▶ [Exercise directions]
Each line below that carries the string "thumb" must appear in the answer.

======

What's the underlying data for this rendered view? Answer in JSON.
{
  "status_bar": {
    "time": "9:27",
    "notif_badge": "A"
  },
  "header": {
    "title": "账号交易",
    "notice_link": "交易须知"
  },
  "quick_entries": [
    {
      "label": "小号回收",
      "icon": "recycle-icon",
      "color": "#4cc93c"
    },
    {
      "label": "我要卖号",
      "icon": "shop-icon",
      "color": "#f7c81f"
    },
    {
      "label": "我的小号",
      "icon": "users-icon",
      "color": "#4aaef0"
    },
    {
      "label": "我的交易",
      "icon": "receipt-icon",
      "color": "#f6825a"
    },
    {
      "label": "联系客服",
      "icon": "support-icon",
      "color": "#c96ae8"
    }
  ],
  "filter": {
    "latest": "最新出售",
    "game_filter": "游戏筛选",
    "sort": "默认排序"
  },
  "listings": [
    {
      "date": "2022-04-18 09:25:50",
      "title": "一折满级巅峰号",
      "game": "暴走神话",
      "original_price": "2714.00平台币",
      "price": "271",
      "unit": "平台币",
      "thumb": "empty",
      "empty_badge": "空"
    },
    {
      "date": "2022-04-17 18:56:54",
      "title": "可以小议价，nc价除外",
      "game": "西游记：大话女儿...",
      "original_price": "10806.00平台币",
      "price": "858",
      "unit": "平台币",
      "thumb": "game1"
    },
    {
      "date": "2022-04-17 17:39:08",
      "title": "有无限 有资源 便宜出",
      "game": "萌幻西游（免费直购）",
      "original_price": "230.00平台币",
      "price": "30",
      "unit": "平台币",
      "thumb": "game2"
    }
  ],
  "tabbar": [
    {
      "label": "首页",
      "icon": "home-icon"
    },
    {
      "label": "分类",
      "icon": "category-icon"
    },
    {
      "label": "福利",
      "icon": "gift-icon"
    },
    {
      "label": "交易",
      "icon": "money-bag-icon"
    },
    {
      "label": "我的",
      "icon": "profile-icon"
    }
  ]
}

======

▶ [Your solution]
      "thumb": "empty",
      "thumb": "game1"
      "thumb": "game2"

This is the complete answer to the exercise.